There is a growing drive among organisations to identify all-in-one solutions capable of providing both active and passive endpoint protection. This has led EDR providers to incorporate aspects of EPPs into their offerings, and conversely, for EPP providers to integrate basic EDR functionality in theirs too.
This means that many traditional EDR use cases, focused around searching across endpoints for indicators of compromise (IOCs), are now addressed by the mainstream EPP market.
Getting the most from EPP and EDR
While small and mid-market organisations are increasingly turning to EDR technology for more advanced endpoint protection, many lack the resources to maximise its benefits. Utilising advanced EDR features such as forensic analysis, behavioural monitoring and artificial intelligence (AI) is labour and resource-intensive, demanding the attention of dedicated security professionals.
A managed endpoint security service combines the latest technology, an round-the-clock team of certified CSOC experts and up-to-the-minute threat intelligence for a cost-effective monthly subscription. Managed services can help reduce the day-to-day burden of monitoring and responding to alerts, enhance security orchestration and automation (SOAR) and improve threat hunting and incident response.
We recommend that organisations currently utilising an EPP solution and aiming to improve threat hunting and incident response consult with their chosen vendor for insight into new planned features, as well as reviewing their in-house capabilities.

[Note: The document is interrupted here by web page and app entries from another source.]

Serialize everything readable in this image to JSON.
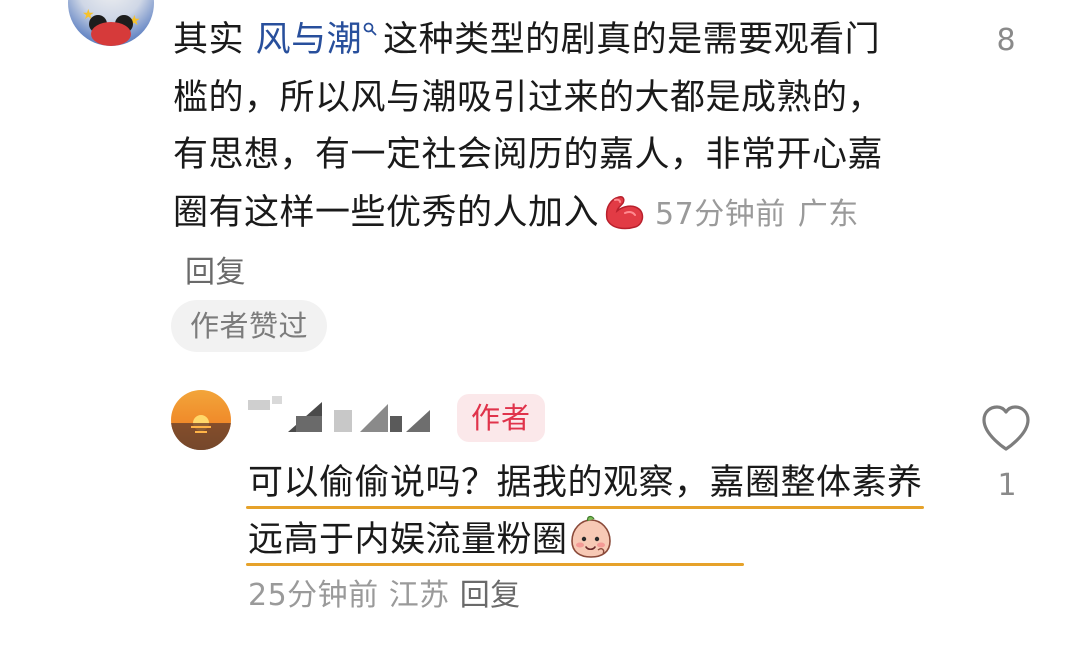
{
  "comment": {
    "text_prefix": "其实 ",
    "keyword": "风与潮",
    "keyword_icon": "search-icon",
    "text_body": "这种类型的剧真的是需要观看门槛的，所以风与潮吸引过来的大都是成熟的，有思想，有一定社会阅历的嘉人，非常开心嘉圈有这样一些优秀的人加入",
    "emoji": "flexed-biceps-emoji",
    "time": "57分钟前",
    "location": "广东",
    "reply_label": "回复",
    "liked_by_author": "作者赞过",
    "like_count": "8",
    "like_icon": "heart-outline-icon"
  },
  "reply": {
    "author_badge": "作者",
    "text": "可以偷偷说吗？据我的观察，嘉圈整体素养远高于内娱流量粉圈",
    "emoji": "peach-face-emoji",
    "time": "25分钟前",
    "location": "江苏",
    "reply_label": "回复",
    "like_count": "1",
    "like_icon": "heart-outline-icon",
    "underline_color": "#e6a22a"
  },
  "colors": {
    "keyword": "#284f9c",
    "meta": "#9a9a9a",
    "badge_text": "#e0334b",
    "badge_bg": "#fbe8ea"
  }
}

This will ensure they can fully maximise the benefits of advanced EDR-type functionality.
Why choose Kroll for endpoint security?
Managed endpoint protection is a core function of Kroll Responder, our outcome-focused Managed Detection and Response (MDR) service that provides the frontline intelligence, high-fidelity detections and incident response support required to shut down threats across your organisation’s environments before they cause damage and disruption.
Our expert team of SOC analysts, engineers and researchers possess a deep understanding of attacker tradecraft and utilise this insight, alongside the latest EPP and EDR technologies to hunt for, detect and respond to attacks, 24/7. We conduct over 3,000 incident response investigations a year, so we know what to look for and how to mitigate the risk of cyber-attacks.
For enhanced cloud security and wider threat visibility, Kroll Responder can also include network and cloud security monitoring as part of the service. This includes management of SIEM, vulnerability scanning, behavioural monitoring and other advanced security technologies, across the Microsoft cloud ecosystem, AWS or GCP. Furthermore, reporting can be customised to meet the needs of compliance standards like the GDPR, DPA 2018, ISO 27001, NIS Directive and PCI DSS.